WORK ORDER: Filter the records below down to lines containing "source".

GIVEN RECORDS:

○ ○ ○ ○ ○

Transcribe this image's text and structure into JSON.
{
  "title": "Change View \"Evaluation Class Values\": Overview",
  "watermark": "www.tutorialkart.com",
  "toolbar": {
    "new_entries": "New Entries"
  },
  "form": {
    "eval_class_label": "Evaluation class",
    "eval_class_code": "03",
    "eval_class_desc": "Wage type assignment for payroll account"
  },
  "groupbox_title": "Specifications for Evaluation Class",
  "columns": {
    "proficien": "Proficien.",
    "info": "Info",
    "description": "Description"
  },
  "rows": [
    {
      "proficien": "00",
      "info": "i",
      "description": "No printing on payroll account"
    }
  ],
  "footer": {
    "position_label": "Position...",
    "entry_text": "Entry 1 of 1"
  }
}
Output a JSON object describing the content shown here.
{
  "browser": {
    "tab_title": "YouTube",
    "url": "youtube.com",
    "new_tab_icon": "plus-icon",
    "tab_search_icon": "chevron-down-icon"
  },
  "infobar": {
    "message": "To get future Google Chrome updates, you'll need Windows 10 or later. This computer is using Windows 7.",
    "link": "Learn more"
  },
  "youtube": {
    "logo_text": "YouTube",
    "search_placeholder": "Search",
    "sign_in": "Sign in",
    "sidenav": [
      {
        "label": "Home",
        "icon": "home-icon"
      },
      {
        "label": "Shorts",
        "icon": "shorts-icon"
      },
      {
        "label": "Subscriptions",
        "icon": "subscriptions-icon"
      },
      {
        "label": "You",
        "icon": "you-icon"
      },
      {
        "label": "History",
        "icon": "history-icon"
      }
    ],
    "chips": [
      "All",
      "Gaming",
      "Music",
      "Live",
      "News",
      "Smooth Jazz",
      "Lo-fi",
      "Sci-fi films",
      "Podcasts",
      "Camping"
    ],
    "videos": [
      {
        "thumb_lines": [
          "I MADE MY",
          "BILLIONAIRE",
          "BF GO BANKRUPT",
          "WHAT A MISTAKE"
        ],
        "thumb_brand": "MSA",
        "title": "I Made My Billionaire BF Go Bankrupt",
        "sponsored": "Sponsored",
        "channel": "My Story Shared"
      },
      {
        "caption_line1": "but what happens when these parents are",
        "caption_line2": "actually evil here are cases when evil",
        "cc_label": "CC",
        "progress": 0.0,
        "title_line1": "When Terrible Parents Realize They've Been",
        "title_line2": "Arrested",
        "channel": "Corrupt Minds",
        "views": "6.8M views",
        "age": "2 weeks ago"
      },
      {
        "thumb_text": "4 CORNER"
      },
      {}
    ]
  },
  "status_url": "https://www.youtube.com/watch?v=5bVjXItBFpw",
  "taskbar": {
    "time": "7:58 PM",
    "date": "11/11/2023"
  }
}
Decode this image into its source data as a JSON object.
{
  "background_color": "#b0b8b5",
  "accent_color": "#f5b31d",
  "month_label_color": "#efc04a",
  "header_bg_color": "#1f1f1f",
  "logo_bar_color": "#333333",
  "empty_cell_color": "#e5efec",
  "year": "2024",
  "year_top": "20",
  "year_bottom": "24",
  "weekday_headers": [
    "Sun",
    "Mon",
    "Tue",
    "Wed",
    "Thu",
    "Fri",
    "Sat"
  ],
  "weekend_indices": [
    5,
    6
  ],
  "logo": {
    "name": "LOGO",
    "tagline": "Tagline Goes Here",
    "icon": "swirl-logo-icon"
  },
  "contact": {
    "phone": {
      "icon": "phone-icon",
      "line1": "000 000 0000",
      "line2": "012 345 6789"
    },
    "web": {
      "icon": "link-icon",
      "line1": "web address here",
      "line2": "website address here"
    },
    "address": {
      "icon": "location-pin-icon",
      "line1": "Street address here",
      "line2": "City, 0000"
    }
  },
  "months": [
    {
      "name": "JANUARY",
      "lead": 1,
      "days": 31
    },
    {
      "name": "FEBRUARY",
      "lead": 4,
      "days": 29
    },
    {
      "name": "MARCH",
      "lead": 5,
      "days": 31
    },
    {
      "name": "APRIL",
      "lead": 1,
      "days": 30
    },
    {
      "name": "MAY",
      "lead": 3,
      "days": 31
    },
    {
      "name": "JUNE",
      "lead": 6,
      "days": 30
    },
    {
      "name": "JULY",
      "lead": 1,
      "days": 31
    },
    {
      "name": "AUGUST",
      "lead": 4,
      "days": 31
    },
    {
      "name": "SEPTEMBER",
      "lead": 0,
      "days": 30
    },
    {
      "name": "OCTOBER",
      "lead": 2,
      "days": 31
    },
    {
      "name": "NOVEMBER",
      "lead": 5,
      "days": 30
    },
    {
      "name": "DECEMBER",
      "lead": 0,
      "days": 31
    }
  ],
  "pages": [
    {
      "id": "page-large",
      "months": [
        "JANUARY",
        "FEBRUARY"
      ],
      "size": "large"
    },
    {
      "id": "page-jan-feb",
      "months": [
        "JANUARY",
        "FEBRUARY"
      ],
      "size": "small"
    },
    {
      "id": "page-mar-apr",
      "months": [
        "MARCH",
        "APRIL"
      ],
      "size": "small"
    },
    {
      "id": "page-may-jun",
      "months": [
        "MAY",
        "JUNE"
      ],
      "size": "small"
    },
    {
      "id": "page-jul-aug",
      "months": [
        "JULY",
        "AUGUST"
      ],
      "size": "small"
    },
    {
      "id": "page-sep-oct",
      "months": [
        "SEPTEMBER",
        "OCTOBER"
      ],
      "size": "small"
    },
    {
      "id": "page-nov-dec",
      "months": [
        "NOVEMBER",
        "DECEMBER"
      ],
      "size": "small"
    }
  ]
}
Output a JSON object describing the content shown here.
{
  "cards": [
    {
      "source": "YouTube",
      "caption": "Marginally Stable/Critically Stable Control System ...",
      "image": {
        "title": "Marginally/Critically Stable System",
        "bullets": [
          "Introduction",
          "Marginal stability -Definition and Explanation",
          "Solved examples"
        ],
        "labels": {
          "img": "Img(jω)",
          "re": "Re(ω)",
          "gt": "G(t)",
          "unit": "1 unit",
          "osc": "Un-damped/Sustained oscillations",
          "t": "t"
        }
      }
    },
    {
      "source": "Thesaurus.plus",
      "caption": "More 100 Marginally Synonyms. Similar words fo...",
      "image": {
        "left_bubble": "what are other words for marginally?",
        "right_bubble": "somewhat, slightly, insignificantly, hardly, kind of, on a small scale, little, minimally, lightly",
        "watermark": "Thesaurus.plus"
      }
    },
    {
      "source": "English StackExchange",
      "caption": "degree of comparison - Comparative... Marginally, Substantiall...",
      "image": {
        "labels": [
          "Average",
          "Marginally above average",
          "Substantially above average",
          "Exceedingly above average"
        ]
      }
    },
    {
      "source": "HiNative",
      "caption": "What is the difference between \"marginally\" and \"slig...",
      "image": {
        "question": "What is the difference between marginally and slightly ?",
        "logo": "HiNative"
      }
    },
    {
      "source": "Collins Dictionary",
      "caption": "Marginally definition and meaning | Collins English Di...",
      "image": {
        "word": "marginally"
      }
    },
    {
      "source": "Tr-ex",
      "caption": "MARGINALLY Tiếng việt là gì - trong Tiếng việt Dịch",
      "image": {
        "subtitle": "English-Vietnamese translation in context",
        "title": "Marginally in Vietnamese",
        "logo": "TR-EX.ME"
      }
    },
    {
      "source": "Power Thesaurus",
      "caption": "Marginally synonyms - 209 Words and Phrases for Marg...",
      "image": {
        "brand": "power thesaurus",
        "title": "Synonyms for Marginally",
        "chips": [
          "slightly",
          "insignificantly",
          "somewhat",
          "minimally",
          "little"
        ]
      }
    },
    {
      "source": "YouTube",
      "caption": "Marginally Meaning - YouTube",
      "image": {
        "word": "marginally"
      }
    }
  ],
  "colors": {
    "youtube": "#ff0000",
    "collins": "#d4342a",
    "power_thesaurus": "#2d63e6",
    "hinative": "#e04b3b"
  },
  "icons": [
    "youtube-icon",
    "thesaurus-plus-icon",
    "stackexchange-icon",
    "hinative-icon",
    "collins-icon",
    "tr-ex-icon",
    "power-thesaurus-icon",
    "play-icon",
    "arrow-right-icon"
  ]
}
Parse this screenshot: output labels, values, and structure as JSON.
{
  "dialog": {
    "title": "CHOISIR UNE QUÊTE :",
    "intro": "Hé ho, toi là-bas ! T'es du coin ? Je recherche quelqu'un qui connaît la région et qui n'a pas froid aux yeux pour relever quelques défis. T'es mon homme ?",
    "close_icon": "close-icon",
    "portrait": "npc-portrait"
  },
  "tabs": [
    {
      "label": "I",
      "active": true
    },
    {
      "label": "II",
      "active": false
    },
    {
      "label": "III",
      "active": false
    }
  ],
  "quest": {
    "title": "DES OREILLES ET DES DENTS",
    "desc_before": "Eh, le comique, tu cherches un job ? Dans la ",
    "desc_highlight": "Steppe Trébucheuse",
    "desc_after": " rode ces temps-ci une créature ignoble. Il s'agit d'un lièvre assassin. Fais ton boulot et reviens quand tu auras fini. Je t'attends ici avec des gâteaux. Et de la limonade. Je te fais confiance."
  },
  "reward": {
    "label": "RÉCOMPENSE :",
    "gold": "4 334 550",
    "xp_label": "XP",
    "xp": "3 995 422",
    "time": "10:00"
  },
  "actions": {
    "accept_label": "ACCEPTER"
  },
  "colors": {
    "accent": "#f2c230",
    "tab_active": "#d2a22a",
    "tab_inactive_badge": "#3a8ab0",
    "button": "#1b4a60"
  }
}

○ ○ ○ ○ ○

SOLUTION:
Decode this image into its source data as a JSON object.
      "source": "YouTube",
      "source": "Thesaurus.plus",
      "source": "English StackExchange",
      "source": "HiNative",
      "source": "Collins Dictionary",
      "source": "Tr-ex",
      "source": "Power Thesaurus",
      "source": "YouTube",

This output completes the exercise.